“Football has been part of my life since forever. I grew up in a part of the city where we played football every day. We didn’t have the means to play video games and things like that, so only football was possible. I would play, go home to eat, and then I would get out again and play. It means I could avoid the problems that were happening at school and home,” says French street soccer player Diaa Edine Abou Serie Mohamed.   “In school I was always problematic. I always had issues staying in schools. I got excluded from a few of them, which meant I was at home all the time, which increased tensions. I am the only boy in my family, my mum is a single mum, and I have seven sisters.   “Me getting expelled from school created this tension between myself and my mum. I felt both pressure and boredom and started doing things, illegal stuff. I didn’t have another place to go to during the day so I just took my stuff and left and ended up in a homeless shelter in the city of Clermont-Ferrand.”To read the full story visit:
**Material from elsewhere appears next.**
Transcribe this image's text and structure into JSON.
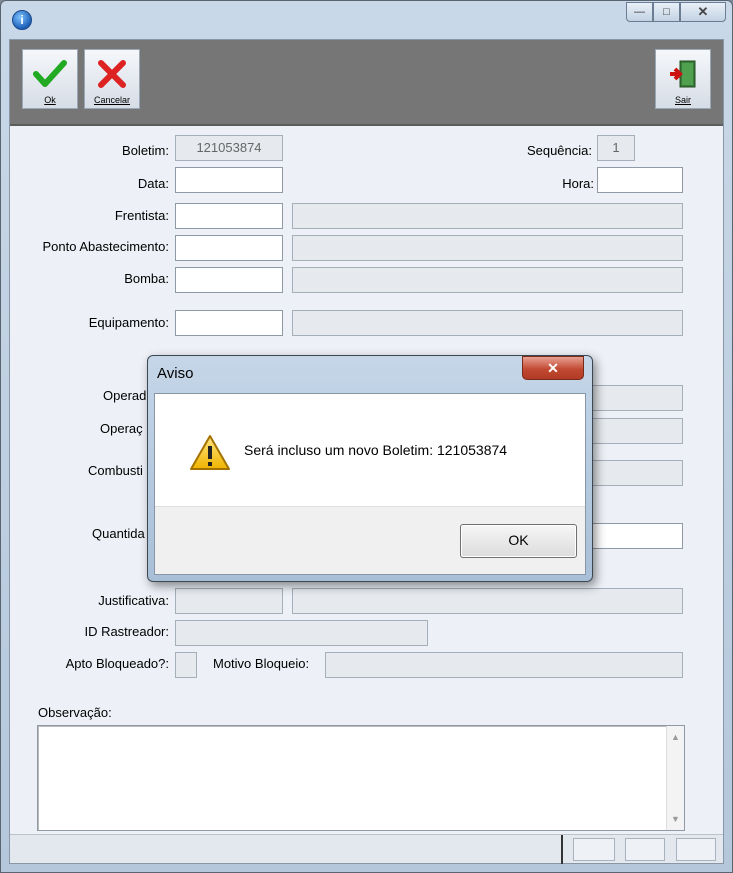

Without the referee – without the person in the middle of the pitch with the whistle in hand – we wouldn’t have any football. And we wouldn’t have a Homeless World Cup. Sometimes we forget that. That the referees are as important as the players themselves. And that they love the game as much as we do. They might even have been or are the players themselves. That’s the case with Adil Leite, the referee chosen to officiate the 2019 Homeless World Cup men’s final in Cardiff between Chile and Mexico. He described his feelings as he prepared to take to the field with the teams.  “I’m very happy and I’m excited. I don’t know what to say. I don’t know how to describe this because I was a player in Poznan (in 2013). Now I am refereeing the final. I didn’t dream of this. It’s a big dream to dream. But now it’s here and it’s incredible. It’s great,” he said.

The Homeless World Cup Cardiff 2019 was delivered by the Homeless World Cup Foundation in coordination with Cardiff City Council, Cardiff University, Cardiff City FC Foundation, FA Wales, FAW Trust, Pobl Group, Office of Michael Sheen, Working Word, PYST, Bevan Foundation, Community Foundation in Wales and Street Football Wales.

Mabbutt also had the opportunity of meeting with the President of the Homeless World Cup Mel Young, along with Actor, Michael Sheen, who was pivotal in seeing the games take place in Cardiff this year.

Mel Young (President, Homeless World Cup) with Keith Mabbutt (Street Soccer Foundation)
Michael Sheen (Actor) with Keith Mabbutt (Street Soccer Foundation)

Michael Sheen said: “Thank you to everyone who has come down, including the sun! Thank you to everyone who has taken part. To everyone who has helped to put it on and come and supported it. It’s been an unforgettable week so thank you.”

Speaking with Keith Mabbutt, Mel Young described how football is so effective in helping to tackle homelessness. Mel said: “Football is a fantastic and powerful tool we use. Anyone can kick a ball. You can be any standard. You can play anywhere. It’s a brilliant way of getting people to take that first step. Homeless people are marginalised; low self-esteem; low in confidence; they feel they can’t do anything. We introduce them to football and it’s really simple and very inexpensive. Once we do that, they start to feel better about themselves, and have a sense of belonging. We then build on that to create this annual event. It’s the football what’s at the centre of it. It’s football that is changing peoples lives. It’s an absolutely amazing tool and there’s just a bit of magic in it.”

Next year, the 18th edition of the Homeless World Cup will take place in Tampere, Finland in late June 2020. For any enquiries, please contact the Homeless World Cup media team on: